I just read the date is August 21, 2012. I think it was on ABC.com at the end of the story about Baez's book and his recapping of the night she got out of jail.
In light of yesterday's Supreme Court ruling re: the medals of valor and people falsely claiming to be recipients.
The justices said it's not nice to lie, but as long as someone has no malicious intent or not doing something harmful, it's perfectly legal to tell false tales because of First Amendment rights. (totally paraphrased)
So, here are my questions, how does that bode for others who lie about criminal actions: perjury, giving false information, etc. Could people skate on First Amendment rights? "I have freedom of speech, I can say what I want if I'm not harming someone."
Suppose Martha Stewart, or someone in a similar bind, tried this?
Is it now true as Cindy Anthony said, "It's not a crime to lie?"
What about Casey's charges for lying??? Could she win appeal based on the SC decision????
The judges didn't say anything new or surprising. It is and always has been true that it isn't a crime merely to lie. There has to be something more. For example, lying under oath in a court proceeding is a crime (perjury). Giving false information to law enforcement officials trying to find your missing child to throw them off track is a crime. Lying to someone to get them to give you their money to "invest" in a nonexistent fund is a crime.
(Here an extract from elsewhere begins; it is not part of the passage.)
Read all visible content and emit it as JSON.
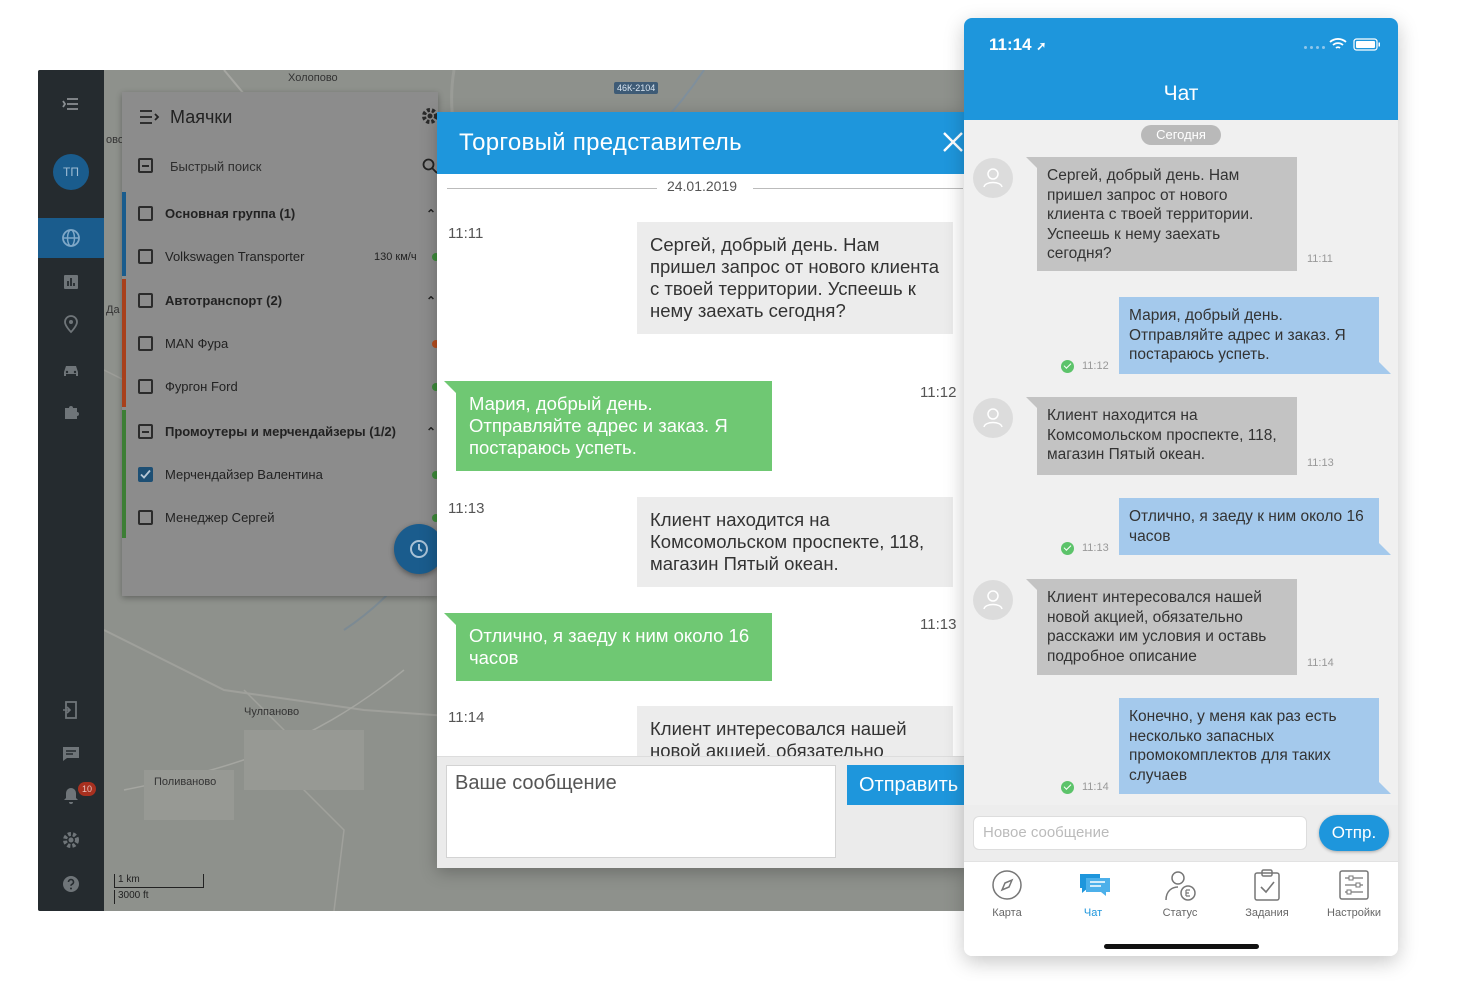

But just lying isn't a crime. And Congress can't make just lying a crime, because of the First Amendment. Just about every lawyer except the ones in Congress already knew this IMO.
Casey's appeal already includes the argument that the jury should have been required to find that her lies MATTERED somehow to the investigation of the missing child--otherwise, the statute would be unconstitutional. In other words, if you lie to LE but they don't believe you for a second, or the thing you lie about has nothing to do with the missing child, it's probably unconstitutional to prosecute you for that. This was a good argument before the Supreme Court case came out yesterday, and it's still a good argument for the same reasons. The only difference is that this new case will be cited in Casey's Reply brief (or maybe even in a supplemental citation memo filed before then).
Now, let me add that if a hypothetical good jury had been properly instructed that Casey's lies had to make a difference to LE's investigation, I'm sure they would have made that finding as to SOME of the counts of lying. It simply isn't true that LE said "we don't believe you" and ignored her lies. They investigated the heck out of her Zanny Nanny lies, while still pursuing what they thought was the more likely path (that Casey knew exactly what had happened to Caylee). But the jury wasn't asked to make that finding. And the finding probably couldn't have been made as to ALL of the counts of lying to LE. Here were the 4 lies (simplified):
1. "I work at Universal."
2. "I left Caylee with Zanny."
3. "I told Jeff and Juliette about Caylee's kidnapping."
4. "Caylee called me on July 15, 2008."
Lies #2 and 4 were important to the investigation and were investigated. Lies #1 and 3 were probably not important.